What is Octaving?
Octaving is playing two notes an octave apart in unison. It is a great way to reinforce a note by playing its adjacent octave simultaneously. The result is a ‘bigger’ sound, but a clean one as there are no harmonic notes involved. The good doctor sometimes calls it double-barrelled harpin’.
A good example is the opening to Little Walter’s ‘Juke’. The run up passes through draw 2, draw 3, draw 4, blow 5, and twice on blow 6. Or does it? Actually try draw 2, draw 3, draw 4, blow 5, and twice on blow 3-6 octave. Like this:
Owing to the layout of the reeds, some octaves are four holes apart, while others are five holes apart. We normally start by learning the four-hole octaves as these are easier and more widely used. Once we investigate 3rd position playing, five-hole octaves come into their own.
How do you do it?
Let’s start with holes 1-2-3-4. You should find your mouth sits comfortably across all four holes. Gently blow all four at once. This is the major chord in the key of your harmonica. Now draw the same four holes. This is the major chord one tone above the key of your harmonica. In each case, the notes in the 1 and 4 holes are the same, only an octave apart. So you need to block the middle two holes and just play 1 and 4.
Gently place the tip of your tongue against the bridge between holes 2 and 3. No need to ‘poke’ your tongue, keep it relaxed and square-on. Now allow the corners of your tongue to touch the 1-2 and 3-4 bridges at the same time. Holes 2 and 3 are now covered. Push your lips forward slightly to close down the corners of your mouth and avoid catching holes outside your targets 1 and 4. At the same this will help your tongue to plug the middle two holes. Now breathe out, or in, gradually keeping an ear on the result. No need to push or pull hard – stay relaxed. If you achieve a ‘clean’ result – two notes in unison – you’ve found your octave. If not, adjust your chops to eliminate the unwanted tones.
Now try transferring from blow 1-4 to the next octave, blow 2-5. Ignore draw notes for the time being, and continue working up the blow reeds: 3-6, 4-7, 5-8, 6-9, and 7-10.
Can I Octave anywhere on the harp?
No! This is why I suggested staying with the blow reeds in the exercise above. You can octave the length of the harp on the blow reeds, as they are arranged uniformly in arpeggio.
The draw reeds are arranged differently and are not in a uniform pattern. You can octave draw 1-4 as we know. However 2-5, 3-6, 4-7 and so on will give you dissonant note combinations.
To octave draw holes 3 upwards, you have to replicate Chromatic Harmonica octaving by spreading your chops across 5 holes!
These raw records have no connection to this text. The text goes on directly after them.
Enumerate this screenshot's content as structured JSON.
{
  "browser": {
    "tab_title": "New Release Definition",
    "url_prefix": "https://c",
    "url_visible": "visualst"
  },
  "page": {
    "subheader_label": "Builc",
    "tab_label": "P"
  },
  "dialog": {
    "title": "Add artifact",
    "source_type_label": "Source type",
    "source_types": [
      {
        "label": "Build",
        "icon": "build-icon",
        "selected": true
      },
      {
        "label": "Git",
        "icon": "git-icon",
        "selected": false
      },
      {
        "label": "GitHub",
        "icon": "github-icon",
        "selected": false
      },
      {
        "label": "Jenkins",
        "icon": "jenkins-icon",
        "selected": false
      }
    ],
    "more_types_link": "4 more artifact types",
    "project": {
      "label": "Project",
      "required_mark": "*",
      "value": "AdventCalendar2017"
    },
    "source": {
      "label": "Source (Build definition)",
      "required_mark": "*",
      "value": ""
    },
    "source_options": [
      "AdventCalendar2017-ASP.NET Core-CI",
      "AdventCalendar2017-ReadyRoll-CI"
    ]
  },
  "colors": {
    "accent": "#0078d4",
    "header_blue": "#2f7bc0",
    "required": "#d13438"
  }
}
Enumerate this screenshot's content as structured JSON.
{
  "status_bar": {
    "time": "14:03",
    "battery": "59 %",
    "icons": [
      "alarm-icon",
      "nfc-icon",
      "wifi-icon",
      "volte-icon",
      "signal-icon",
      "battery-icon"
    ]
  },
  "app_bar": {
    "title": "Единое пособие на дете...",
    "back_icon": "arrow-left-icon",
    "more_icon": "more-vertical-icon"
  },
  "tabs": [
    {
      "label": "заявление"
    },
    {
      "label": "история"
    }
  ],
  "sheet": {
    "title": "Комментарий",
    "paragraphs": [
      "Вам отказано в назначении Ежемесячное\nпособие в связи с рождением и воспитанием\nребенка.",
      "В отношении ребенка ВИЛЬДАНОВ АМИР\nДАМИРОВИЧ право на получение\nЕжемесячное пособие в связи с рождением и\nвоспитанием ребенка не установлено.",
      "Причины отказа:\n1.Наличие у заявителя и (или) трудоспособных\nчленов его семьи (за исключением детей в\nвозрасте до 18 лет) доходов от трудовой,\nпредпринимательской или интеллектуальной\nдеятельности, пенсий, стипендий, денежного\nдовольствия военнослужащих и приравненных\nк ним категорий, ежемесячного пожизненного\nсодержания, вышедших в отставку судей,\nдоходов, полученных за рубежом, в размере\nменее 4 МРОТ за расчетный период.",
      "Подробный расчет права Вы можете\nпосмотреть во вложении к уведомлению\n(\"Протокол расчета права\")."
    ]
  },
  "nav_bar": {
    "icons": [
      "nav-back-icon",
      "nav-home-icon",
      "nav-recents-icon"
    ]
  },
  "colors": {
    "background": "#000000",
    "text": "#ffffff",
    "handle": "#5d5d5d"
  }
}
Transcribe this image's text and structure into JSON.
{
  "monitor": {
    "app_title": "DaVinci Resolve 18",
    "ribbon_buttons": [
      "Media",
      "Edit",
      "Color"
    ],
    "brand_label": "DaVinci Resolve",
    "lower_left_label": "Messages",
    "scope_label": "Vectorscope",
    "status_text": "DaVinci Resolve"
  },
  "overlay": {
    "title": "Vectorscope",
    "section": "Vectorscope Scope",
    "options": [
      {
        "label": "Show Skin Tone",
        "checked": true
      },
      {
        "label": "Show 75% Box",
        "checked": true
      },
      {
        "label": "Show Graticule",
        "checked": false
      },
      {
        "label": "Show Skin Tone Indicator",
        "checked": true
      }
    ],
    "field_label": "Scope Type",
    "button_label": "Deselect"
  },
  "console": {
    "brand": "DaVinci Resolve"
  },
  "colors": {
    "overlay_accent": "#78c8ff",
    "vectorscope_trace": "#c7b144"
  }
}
This is wide-mouth frog territory. In simple term you now place the central tip of your tongue in one hole, let the corners overlap into the holes either side, purse to close down the corners of your mouth and carry on as before. In this way you can octave holes 3-7, 4-8, 5-9 and 6-10.
Advanced players can switch readily between 4 hole and 5 holes octaves. Check out David Barrett’s ‘Exploring 3rd Position’ tutorial book (ISBN: 0-7866-6107-0), exercise 4.46A as a great example of this technique.
What other benefit does Octaving have?
If you normally pucker, it’s an excellent way to start using your tongue. On a four hole spread, the next step is to block all three lower holes instead of just the middle two. Carry on playing the top hole in isolation. Now you’re tongue blocking!
Going back to those dissonant 4 hole draw spreads. A couple of these can prove very useful as Country or Cajun effects. Try sliding through draws 3-6, 4-6, 3-6 and out on blow 3-6. By changing the beat and exploring around these combinations you can soon get countrified and even branch into a little Zydeco… et toi! Enjoy.